Saturday extra – Christmas spirit in Austin, Texas

It was easily 80 degrees in Austin today, but I so enjoyed a Christmas performance tonight despite the lack of cold or snow. The Yellow Tape Construction Co. is putting on The Ultimate Christmas Musical – The Musical at the Salvage Vanguard Theater off I-35 near the University of Texas in Austin. I laughed and laughed and I’ll leave it at that since I’m no theater review writer. But you’ll thank me for telling you about it if you go, and you’ll thank me for the laughs you’ll get from their blog (and they twitter too!)


Where else could you see an elf chasing (or being chased by?) a group of people on a Segway tour of Austin but in Austin? I challenge you to come up with a better picture of surprise Christmas spirit than this.

Happy holidays to all and to all a good night.


Author-it and converting UTF-16 to UTF-8
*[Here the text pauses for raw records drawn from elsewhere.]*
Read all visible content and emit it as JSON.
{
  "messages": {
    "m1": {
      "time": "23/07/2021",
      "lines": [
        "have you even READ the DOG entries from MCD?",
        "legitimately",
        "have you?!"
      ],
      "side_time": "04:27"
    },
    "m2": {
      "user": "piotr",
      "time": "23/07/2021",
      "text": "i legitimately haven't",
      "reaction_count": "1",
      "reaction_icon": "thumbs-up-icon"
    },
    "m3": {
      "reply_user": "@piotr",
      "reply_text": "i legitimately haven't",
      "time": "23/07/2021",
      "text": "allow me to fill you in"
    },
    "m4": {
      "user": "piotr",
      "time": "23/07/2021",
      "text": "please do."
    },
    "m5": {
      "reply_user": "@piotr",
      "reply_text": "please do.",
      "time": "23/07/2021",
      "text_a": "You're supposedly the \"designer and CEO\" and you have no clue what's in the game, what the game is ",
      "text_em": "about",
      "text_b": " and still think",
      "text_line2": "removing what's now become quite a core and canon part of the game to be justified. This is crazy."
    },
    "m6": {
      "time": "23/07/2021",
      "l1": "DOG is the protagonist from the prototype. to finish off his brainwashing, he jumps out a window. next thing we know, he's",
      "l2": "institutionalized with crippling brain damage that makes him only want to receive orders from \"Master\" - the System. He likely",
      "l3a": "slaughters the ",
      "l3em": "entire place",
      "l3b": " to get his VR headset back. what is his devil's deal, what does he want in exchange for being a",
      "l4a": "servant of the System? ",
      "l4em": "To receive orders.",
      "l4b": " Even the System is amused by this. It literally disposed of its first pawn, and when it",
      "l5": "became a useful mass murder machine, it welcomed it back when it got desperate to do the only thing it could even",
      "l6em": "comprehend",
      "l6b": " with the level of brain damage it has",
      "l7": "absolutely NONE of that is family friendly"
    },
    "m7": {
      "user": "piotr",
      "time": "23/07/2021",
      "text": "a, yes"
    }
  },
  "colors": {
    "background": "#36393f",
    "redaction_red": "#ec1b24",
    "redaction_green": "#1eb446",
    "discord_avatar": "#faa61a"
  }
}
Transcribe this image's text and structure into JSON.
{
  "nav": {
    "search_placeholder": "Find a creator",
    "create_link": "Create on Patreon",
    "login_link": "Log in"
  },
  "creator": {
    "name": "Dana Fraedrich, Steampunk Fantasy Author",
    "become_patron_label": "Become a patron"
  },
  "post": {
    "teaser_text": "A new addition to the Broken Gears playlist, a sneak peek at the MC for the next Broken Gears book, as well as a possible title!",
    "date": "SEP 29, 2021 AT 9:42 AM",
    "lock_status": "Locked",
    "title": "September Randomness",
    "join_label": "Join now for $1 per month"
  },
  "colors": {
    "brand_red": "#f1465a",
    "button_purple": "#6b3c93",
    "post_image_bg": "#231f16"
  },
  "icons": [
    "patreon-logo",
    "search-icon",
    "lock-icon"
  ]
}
In trying to modify multiple Author-it topics (okay, 5,119 topics) with variable assignments, I have had to work with the XML output that Author-it exports.

To export to XML, you select a topic or multi-select topics, then right-click on the selection and choose XML > Save to file.

Turns out, Author-it outputs its XML encoded with UTF-16, but apparently most Windows applications understand UTF-8. When I tried to open my freshly export XML file, XML Copy Editor gave me an error.

So I had to discover how to convert the XML from UTF-16 encoding to UTF-8 (and you can’t just open it in Notepad on Windows and change the 16 to 8, there are other embedded characters indicating the encoding, and, well, it’s encoded.)

First, I used the identity transform documented many places, my favorite place being the XSLT Cookbook, to convert the Author-it output to UTF-8. Here’s the XSLT code for that:

<xsl:stylesheet xmlns:xsl="" version="1.0"> <xsl:output encoding="utf-8"/> <xsl:template match="@*|node()">

	<xsl:copy>	 	<xsl:apply-templates select="@*|node()"/>

	</xsl:copy> </xsl:template>


I just ran the above transform against the AuthorIT Objects.xml file I exported, using the Instant Saxon XSLT processor.

Then, I wanted to remove all <VariableAssigments> elements, effectively removing an entire node. Again, the identity transform (or copy transform) was effective. And, I learned that I had to identify the AuthorIT namespace thanks to this excellent helper article, Handling Default Namespaces on

<?xml version="1.0" encoding="UTF-8"?>

<xsl:stylesheet xmlns:xsl="" version="1.0"

xmlns:ait ="">

<!--Match everything using identity copy-->

<xsl:template match="@*|node()">


	<xsl:apply-templates select="@*|node()"/>



<!--Remove all the VariableAssignment nodes-->

<xsl:template match="ait:VariableAssignment">

	<xsl:comment>Removed VariableAssignment element</xsl:comment>



This transform is pretty dangerous, though, because it’s taking away all the VariableAssignment elements, and you might have valuable metadata stored that you would quickly blow away. So use with care.

This workaround is likely also useful for DITA and XHTML files, because Author-it outputs its DITA and XHTML files as UTF-16. I haven’t investigated its usefulness for those areas, but a quick search on the Author-it-users group on Yahoo revealed that sometimes people want UTF-8 rather than UTF-16. So, I hope this helps.